Listed entries.
***

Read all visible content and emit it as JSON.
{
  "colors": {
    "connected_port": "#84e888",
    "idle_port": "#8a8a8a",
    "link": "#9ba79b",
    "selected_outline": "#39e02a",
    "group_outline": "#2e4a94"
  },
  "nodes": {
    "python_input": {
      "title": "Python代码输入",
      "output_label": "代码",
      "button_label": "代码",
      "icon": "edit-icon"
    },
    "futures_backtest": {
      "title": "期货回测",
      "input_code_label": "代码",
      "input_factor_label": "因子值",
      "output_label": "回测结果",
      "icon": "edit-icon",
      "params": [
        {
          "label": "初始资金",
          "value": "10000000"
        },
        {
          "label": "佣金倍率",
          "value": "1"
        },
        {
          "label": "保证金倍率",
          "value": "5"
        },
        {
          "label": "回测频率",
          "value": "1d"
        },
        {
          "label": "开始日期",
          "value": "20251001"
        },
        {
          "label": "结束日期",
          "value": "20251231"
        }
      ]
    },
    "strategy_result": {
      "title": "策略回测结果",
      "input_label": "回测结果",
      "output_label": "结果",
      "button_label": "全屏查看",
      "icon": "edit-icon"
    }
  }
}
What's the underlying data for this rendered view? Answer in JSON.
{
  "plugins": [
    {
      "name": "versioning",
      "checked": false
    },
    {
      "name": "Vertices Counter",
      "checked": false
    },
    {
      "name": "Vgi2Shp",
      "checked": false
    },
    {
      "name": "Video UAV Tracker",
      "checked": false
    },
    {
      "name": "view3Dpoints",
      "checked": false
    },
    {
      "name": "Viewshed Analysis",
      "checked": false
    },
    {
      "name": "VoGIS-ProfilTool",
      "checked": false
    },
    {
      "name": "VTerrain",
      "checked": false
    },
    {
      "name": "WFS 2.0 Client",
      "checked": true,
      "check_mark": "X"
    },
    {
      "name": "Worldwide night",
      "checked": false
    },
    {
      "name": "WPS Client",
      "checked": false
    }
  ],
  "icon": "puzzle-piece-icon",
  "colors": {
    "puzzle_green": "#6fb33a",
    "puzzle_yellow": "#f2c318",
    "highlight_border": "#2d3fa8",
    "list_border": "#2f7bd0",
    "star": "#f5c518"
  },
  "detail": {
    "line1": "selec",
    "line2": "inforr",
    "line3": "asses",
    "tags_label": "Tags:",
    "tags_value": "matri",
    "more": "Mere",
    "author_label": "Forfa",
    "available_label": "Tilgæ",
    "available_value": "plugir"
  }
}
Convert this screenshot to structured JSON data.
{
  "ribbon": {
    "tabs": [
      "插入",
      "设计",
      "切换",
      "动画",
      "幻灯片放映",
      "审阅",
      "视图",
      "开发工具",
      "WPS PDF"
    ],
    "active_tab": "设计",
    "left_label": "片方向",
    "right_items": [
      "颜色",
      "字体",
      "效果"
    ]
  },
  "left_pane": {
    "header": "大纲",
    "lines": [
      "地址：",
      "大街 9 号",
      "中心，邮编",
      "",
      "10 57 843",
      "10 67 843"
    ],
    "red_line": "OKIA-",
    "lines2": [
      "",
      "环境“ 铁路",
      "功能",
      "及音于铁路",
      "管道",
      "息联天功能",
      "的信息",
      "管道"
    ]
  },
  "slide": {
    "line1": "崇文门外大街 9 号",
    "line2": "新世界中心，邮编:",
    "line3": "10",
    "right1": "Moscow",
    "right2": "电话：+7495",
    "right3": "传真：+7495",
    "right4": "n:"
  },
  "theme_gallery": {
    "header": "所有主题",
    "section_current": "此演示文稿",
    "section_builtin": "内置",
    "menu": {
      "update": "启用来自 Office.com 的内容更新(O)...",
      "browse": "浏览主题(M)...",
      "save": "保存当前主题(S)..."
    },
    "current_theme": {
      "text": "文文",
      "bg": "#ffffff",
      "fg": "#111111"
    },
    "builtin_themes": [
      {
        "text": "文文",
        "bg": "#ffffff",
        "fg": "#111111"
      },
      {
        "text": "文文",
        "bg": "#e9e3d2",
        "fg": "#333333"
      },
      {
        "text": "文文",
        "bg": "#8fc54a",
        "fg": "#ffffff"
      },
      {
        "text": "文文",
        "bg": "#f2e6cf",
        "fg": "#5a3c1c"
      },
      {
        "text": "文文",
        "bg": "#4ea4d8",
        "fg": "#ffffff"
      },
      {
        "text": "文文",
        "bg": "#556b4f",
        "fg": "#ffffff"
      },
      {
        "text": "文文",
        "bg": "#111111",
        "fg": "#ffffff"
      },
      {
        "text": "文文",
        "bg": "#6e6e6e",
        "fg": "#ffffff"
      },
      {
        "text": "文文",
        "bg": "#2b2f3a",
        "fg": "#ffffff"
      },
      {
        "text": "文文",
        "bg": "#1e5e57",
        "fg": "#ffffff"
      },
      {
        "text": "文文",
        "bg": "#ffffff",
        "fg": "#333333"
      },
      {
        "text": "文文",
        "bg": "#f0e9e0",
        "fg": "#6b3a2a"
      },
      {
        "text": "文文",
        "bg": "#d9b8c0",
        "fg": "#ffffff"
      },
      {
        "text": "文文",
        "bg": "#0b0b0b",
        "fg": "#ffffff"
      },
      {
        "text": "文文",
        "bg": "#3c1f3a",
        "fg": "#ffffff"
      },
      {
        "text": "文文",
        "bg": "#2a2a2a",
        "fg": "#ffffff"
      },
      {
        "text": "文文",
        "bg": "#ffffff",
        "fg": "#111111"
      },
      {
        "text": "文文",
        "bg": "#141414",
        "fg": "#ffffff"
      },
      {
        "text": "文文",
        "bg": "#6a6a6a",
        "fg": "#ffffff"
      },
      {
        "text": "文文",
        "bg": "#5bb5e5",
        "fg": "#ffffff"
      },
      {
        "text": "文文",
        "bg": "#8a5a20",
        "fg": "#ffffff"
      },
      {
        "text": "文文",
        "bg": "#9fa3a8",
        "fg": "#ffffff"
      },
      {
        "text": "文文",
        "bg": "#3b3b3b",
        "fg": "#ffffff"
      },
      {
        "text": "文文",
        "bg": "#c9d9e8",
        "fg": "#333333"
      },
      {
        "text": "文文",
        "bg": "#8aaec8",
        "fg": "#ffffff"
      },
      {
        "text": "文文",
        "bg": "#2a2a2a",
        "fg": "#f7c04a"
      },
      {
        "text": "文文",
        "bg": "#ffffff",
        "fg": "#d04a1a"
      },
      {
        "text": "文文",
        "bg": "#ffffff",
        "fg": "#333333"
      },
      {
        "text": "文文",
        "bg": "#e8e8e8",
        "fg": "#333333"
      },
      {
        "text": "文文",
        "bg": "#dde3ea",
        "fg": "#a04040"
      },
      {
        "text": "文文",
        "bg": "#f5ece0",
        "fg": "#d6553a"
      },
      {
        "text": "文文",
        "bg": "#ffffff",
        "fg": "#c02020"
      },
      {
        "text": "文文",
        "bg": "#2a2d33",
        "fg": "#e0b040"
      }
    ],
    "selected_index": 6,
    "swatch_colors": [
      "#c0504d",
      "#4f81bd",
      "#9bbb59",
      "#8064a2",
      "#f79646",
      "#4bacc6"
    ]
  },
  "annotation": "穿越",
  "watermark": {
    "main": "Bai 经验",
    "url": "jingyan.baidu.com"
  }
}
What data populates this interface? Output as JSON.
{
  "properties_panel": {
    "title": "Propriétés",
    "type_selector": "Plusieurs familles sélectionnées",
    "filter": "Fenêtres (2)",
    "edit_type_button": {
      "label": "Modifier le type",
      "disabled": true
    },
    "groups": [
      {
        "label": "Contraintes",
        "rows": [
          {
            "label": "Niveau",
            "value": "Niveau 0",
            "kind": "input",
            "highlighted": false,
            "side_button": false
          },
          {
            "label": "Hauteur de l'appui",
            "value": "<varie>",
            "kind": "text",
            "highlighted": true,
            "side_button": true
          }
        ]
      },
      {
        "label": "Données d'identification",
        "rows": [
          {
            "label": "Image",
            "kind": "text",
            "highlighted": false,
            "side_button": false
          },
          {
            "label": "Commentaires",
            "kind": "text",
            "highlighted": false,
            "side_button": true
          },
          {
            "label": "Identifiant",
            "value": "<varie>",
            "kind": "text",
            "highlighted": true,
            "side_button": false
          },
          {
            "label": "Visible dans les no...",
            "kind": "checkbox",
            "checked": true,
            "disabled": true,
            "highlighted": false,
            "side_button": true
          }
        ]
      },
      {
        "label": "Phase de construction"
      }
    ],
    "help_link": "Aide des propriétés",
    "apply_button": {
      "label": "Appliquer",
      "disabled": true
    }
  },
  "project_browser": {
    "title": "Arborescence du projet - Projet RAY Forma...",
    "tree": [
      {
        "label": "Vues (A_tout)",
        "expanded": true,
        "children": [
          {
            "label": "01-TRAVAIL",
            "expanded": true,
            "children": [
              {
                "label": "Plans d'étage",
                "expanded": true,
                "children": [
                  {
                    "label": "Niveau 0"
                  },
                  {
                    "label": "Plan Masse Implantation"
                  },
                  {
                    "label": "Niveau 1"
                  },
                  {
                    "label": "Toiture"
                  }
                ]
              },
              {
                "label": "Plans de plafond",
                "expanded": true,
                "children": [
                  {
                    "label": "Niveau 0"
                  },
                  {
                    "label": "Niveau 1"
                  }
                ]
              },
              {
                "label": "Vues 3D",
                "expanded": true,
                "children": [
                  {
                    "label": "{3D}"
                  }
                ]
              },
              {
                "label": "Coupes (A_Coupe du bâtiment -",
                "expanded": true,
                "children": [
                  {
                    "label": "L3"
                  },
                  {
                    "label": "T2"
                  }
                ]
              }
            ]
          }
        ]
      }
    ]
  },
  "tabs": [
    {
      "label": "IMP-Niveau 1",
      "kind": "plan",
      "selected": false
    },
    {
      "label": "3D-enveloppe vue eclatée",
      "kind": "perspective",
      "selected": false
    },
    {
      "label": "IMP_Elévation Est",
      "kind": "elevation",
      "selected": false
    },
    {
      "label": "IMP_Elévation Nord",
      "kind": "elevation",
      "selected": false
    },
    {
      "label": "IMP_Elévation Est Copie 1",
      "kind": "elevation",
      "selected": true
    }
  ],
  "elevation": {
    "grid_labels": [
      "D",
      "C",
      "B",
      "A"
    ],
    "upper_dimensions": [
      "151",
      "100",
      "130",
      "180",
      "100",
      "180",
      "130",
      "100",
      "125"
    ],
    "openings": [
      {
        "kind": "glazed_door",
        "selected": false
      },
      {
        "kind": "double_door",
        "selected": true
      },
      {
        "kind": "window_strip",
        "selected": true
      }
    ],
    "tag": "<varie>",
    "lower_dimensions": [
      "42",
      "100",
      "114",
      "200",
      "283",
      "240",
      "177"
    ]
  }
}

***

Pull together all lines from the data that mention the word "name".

Written answer.
      "name": "versioning",
      "name": "Vertices Counter",
      "name": "Vgi2Shp",
      "name": "Video UAV Tracker",
      "name": "view3Dpoints",
      "name": "Viewshed Analysis",
      "name": "VoGIS-ProfilTool",
      "name": "VTerrain",
      "name": "WFS 2.0 Client",
      "name": "Worldwide night",
      "name": "WPS Client",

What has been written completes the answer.